• TASK PROMPT: Copy the records out again in full, keeping them identical.
↓↓↓
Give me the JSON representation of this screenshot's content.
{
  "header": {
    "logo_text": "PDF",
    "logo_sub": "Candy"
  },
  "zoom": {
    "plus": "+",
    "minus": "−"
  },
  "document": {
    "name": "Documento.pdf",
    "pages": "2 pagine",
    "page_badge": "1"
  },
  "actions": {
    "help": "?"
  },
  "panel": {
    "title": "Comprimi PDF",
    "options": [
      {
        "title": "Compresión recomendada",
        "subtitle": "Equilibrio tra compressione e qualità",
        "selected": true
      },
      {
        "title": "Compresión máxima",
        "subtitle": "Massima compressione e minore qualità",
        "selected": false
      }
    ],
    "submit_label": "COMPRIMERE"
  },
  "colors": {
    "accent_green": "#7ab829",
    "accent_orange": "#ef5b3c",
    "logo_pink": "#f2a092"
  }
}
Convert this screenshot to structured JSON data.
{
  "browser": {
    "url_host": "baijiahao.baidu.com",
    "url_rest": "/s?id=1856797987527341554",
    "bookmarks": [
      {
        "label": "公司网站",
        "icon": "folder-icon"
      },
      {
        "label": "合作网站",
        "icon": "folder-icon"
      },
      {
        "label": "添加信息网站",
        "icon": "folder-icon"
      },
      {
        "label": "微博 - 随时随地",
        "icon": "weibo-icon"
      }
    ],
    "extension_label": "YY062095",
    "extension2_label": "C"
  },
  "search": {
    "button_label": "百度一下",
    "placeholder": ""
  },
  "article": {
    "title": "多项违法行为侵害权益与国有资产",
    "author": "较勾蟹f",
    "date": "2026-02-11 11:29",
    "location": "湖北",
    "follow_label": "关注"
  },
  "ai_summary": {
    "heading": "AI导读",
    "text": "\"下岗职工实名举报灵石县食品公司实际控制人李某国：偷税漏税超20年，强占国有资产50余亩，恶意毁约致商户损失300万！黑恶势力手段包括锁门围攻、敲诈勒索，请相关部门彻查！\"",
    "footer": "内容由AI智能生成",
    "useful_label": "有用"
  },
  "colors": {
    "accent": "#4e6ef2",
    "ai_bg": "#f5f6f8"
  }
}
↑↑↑
• WRITTEN REPLY:
Give me the JSON representation of this screenshot's content.
{
  "header": {
    "logo_text": "PDF",
    "logo_sub": "Candy"
  },
  "zoom": {
    "plus": "+",
    "minus": "−"
  },
  "document": {
    "name": "Documento.pdf",
    "pages": "2 pagine",
    "page_badge": "1"
  },
  "actions": {
    "help": "?"
  },
  "panel": {
    "title": "Comprimi PDF",
    "options": [
      {
        "title": "Compresión recomendada",
        "subtitle": "Equilibrio tra compressione e qualità",
        "selected": true
      },
      {
        "title": "Compresión máxima",
        "subtitle": "Massima compressione e minore qualità",
        "selected": false
      }
    ],
    "submit_label": "COMPRIMERE"
  },
  "colors": {
    "accent_green": "#7ab829",
    "accent_orange": "#ef5b3c",
    "logo_pink": "#f2a092"
  }
}
Convert this screenshot to structured JSON data.
{
  "browser": {
    "url_host": "baijiahao.baidu.com",
    "url_rest": "/s?id=1856797987527341554",
    "bookmarks": [
      {
        "label": "公司网站",
        "icon": "folder-icon"
      },
      {
        "label": "合作网站",
        "icon": "folder-icon"
      },
      {
        "label": "添加信息网站",
        "icon": "folder-icon"
      },
      {
        "label": "微博 - 随时随地",
        "icon": "weibo-icon"
      }
    ],
    "extension_label": "YY062095",
    "extension2_label": "C"
  },
  "search": {
    "button_label": "百度一下",
    "placeholder": ""
  },
  "article": {
    "title": "多项违法行为侵害权益与国有资产",
    "author": "较勾蟹f",
    "date": "2026-02-11 11:29",
    "location": "湖北",
    "follow_label": "关注"
  },
  "ai_summary": {
    "heading": "AI导读",
    "text": "\"下岗职工实名举报灵石县食品公司实际控制人李某国：偷税漏税超20年，强占国有资产50余亩，恶意毁约致商户损失300万！黑恶势力手段包括锁门围攻、敲诈勒索，请相关部门彻查！\"",
    "footer": "内容由AI智能生成",
    "useful_label": "有用"
  },
  "colors": {
    "accent": "#4e6ef2",
    "ai_bg": "#f5f6f8"
  }
}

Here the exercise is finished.